    1 year ago

    Is there a better explanation somewhere. The diagram of the 555, doesn't line up with the real chip, so is confusing as hell to 99 out of 100 people!!!!! Then, you don't use the standard symbol for a potentiometer. Where is your pot? Then, no simple summary for beginners: of what capacitor goes where: between what pin and which battery poll...Also, a more flashlightaholics know the 555 should be controlling one amc7135 (10 cent chip), which should regulate a newer 225 lumen per watt Souel white led, or a 202 lpw Cree xp-l v6 led. The leds you choose are 20 lumen per watt, and aren't current constant, independent of the battery voltage. The amc is one watt or 340 milliamps. the amc needs the 555 for dimming. ...Also, no mention of heatsinking anything. Does the 555 need heatsinking? All leds need heat sinking, as does the amc's need 5 sq cm. Most flashlights run too many amcs and don't heatsink. Also, still chasing the 100 lumen per watt setups, rather than 200 lumen per watt setup. And so there is a need to make our own controllers.
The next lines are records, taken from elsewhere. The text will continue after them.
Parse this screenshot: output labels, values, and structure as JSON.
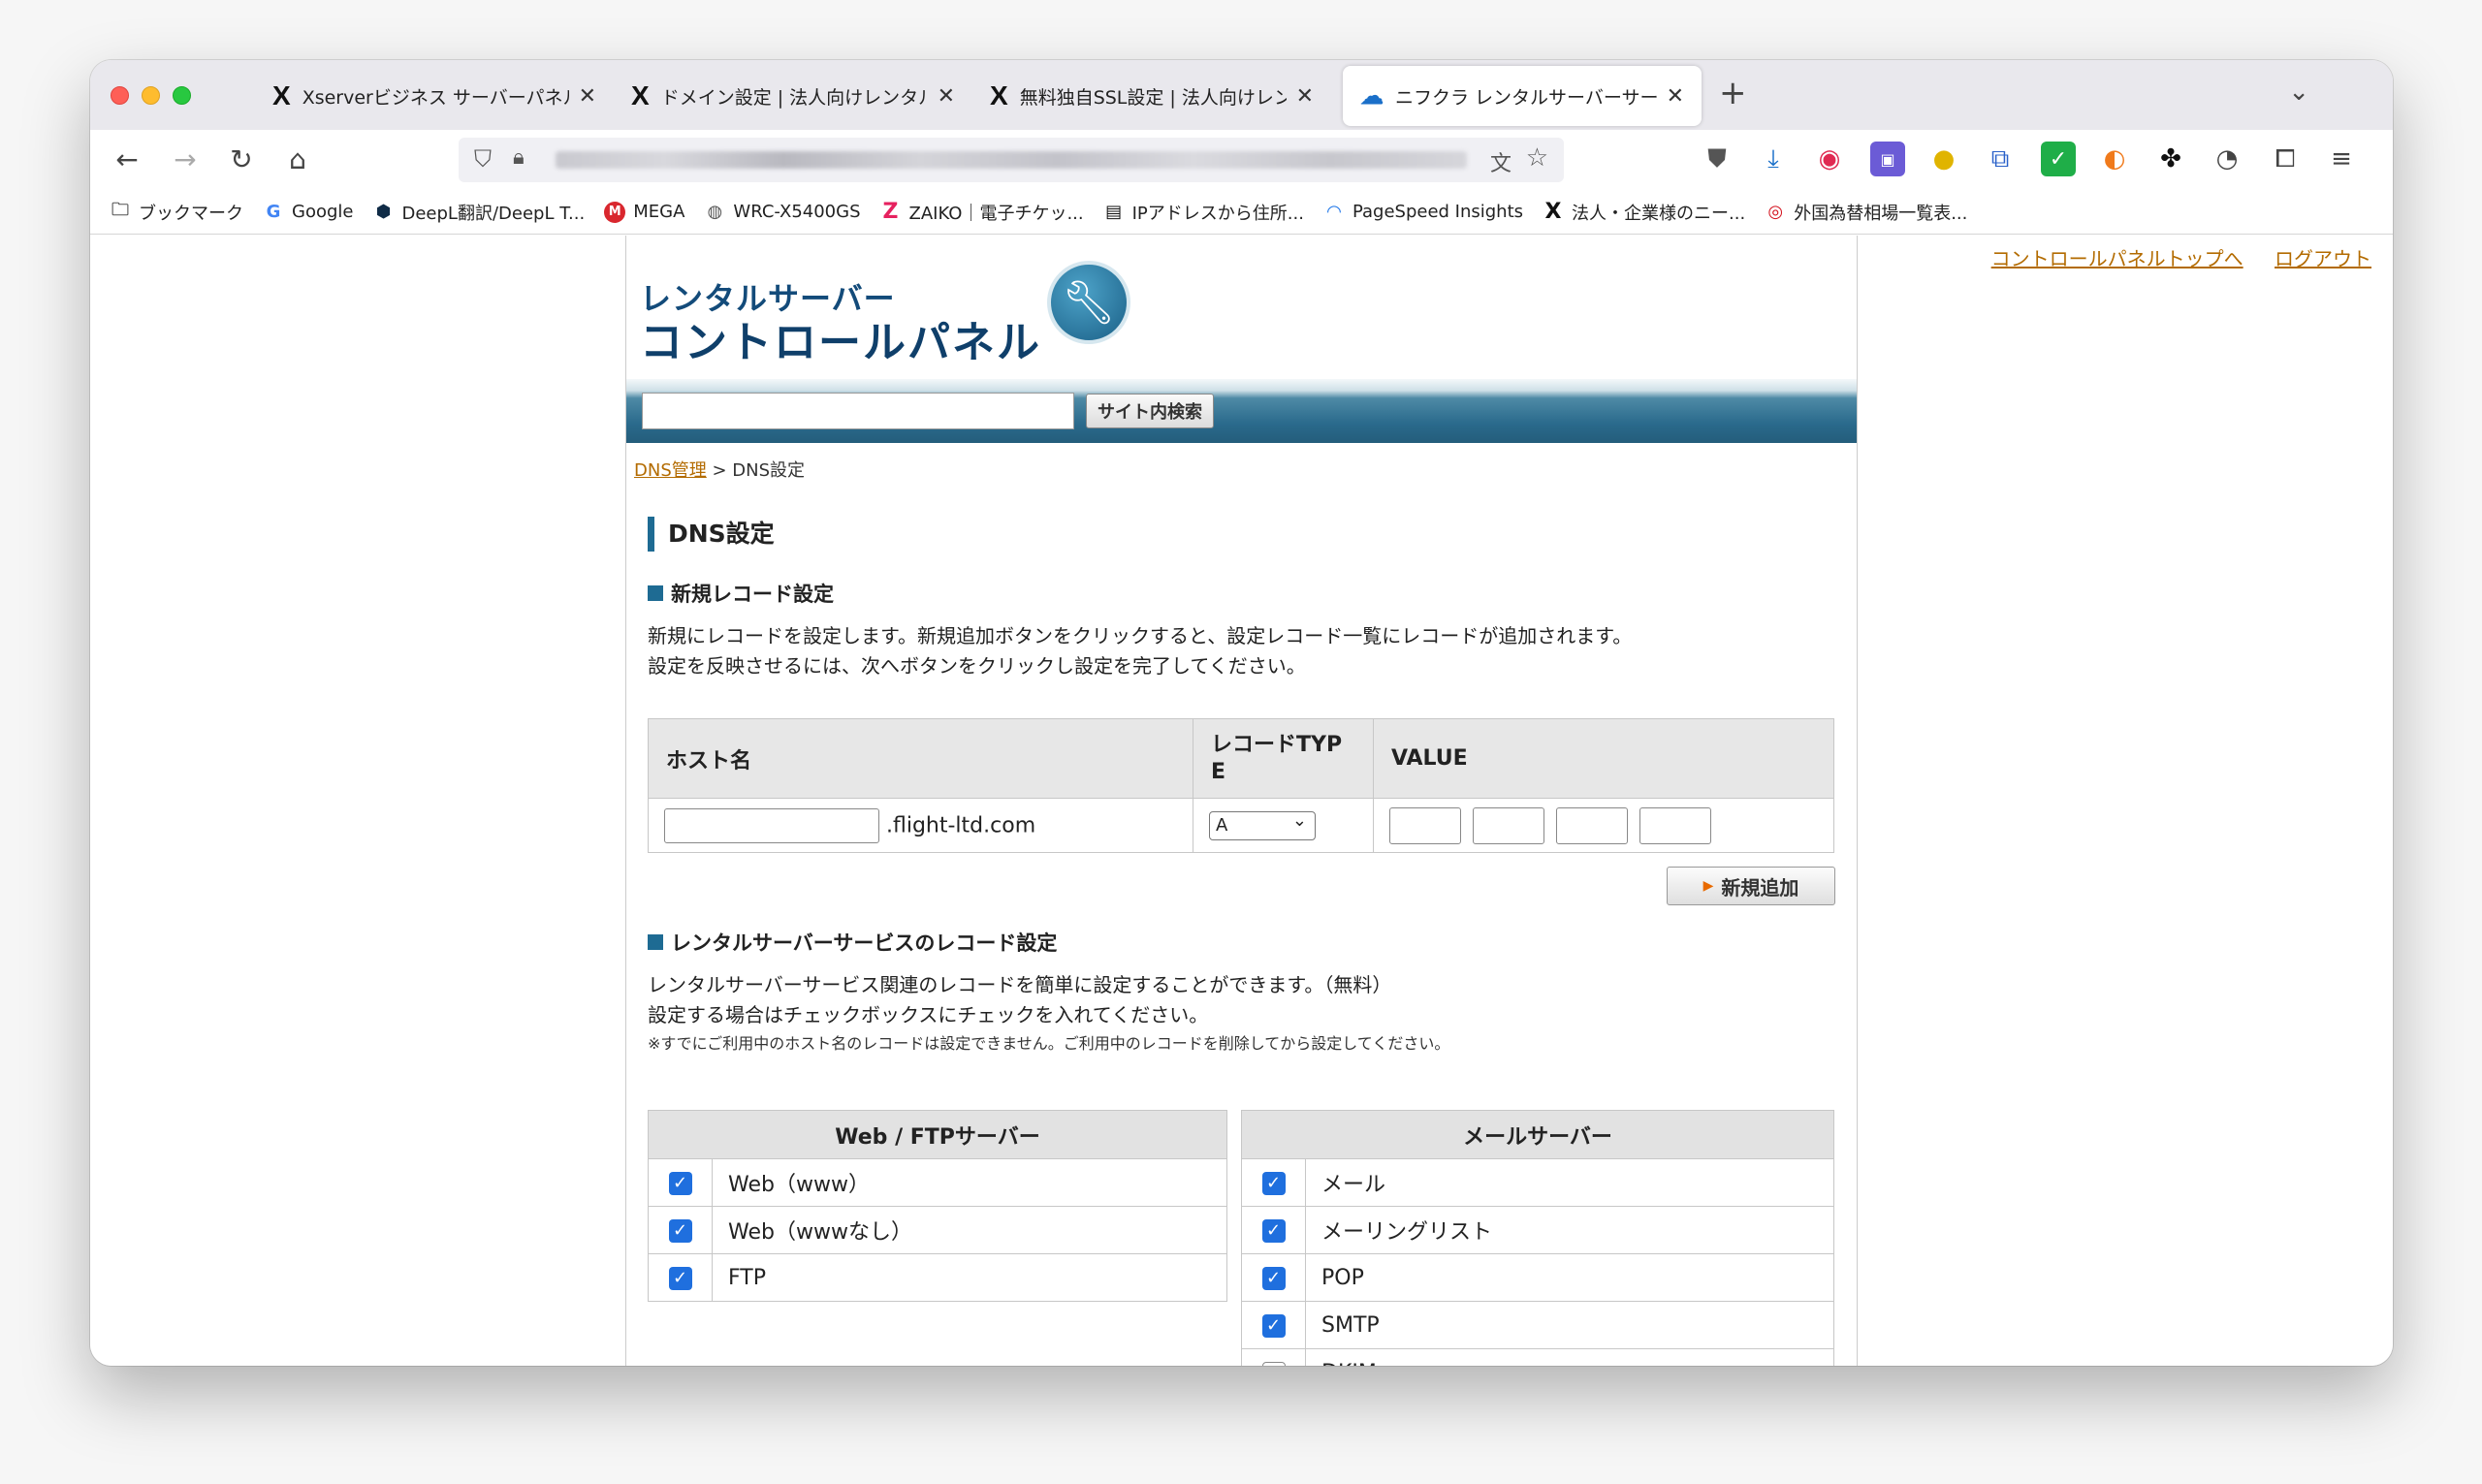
{
  "browser": {
    "tabs": [
      {
        "icon": "X",
        "title": "Xserverビジネス サーバーパネル",
        "active": false
      },
      {
        "icon": "X",
        "title": "ドメイン設定 | 法人向けレンタル",
        "active": false
      },
      {
        "icon": "X",
        "title": "無料独自SSL設定 | 法人向けレン",
        "active": false
      },
      {
        "icon": "cloud",
        "title": "ニフクラ レンタルサーバーサービ",
        "active": true
      }
    ],
    "new_tab": "+",
    "bookmarks": [
      {
        "icon": "folder-icon",
        "label": "ブックマーク"
      },
      {
        "icon": "google-icon",
        "label": "Google"
      },
      {
        "icon": "deepl-icon",
        "label": "DeepL翻訳/DeepL T..."
      },
      {
        "icon": "mega-icon",
        "label": "MEGA"
      },
      {
        "icon": "globe-icon",
        "label": "WRC-X5400GS"
      },
      {
        "icon": "zaiko-icon",
        "label": "ZAIKO｜電子チケッ..."
      },
      {
        "icon": "ip-icon",
        "label": "IPアドレスから住所..."
      },
      {
        "icon": "pagespeed-icon",
        "label": "PageSpeed Insights"
      },
      {
        "icon": "x-icon",
        "label": "法人・企業様のニー..."
      },
      {
        "icon": "mufg-icon",
        "label": "外国為替相場一覧表..."
      }
    ]
  },
  "page": {
    "top_links": [
      "コントロールパネルトップへ",
      "ログアウト"
    ],
    "logo": {
      "line1": "レンタルサーバー",
      "line2": "コントロールパネル"
    },
    "search": {
      "button": "サイト内検索",
      "value": ""
    },
    "breadcrumb": {
      "link": "DNS管理",
      "separator": " > ",
      "current": "DNS設定"
    },
    "title": "DNS設定",
    "new_record": {
      "heading": "新規レコード設定",
      "desc_line1": "新規にレコードを設定します。新規追加ボタンをクリックすると、設定レコード一覧にレコードが追加されます。",
      "desc_line2": "設定を反映させるには、次へボタンをクリックし設定を完了してください。",
      "col_host": "ホスト名",
      "col_type_1": "レコードTYP",
      "col_type_2": "E",
      "col_value": "VALUE",
      "domain_suffix": ".flight-ltd.com",
      "type_selected": "A",
      "add_button": "新規追加"
    },
    "service_record": {
      "heading": "レンタルサーバーサービスのレコード設定",
      "desc_line1": "レンタルサーバーサービス関連のレコードを簡単に設定することができます。（無料）",
      "desc_line2": "設定する場合はチェックボックスにチェックを入れてください。",
      "note": "※すでにご利用中のホスト名のレコードは設定できません。ご利用中のレコードを削除してから設定してください。",
      "web_header": "Web / FTPサーバー",
      "web_items": [
        {
          "label": "Web（www）",
          "checked": true
        },
        {
          "label": "Web（wwwなし）",
          "checked": true
        },
        {
          "label": "FTP",
          "checked": true
        }
      ],
      "mail_header": "メールサーバー",
      "mail_items": [
        {
          "label": "メール",
          "checked": true
        },
        {
          "label": "メーリングリスト",
          "checked": true
        },
        {
          "label": "POP",
          "checked": true
        },
        {
          "label": "SMTP",
          "checked": true
        },
        {
          "label": "DKIM",
          "checked": false
        }
      ]
    }
  }
}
Will take more research to figure out the wiring, as this page falls short and needs an update.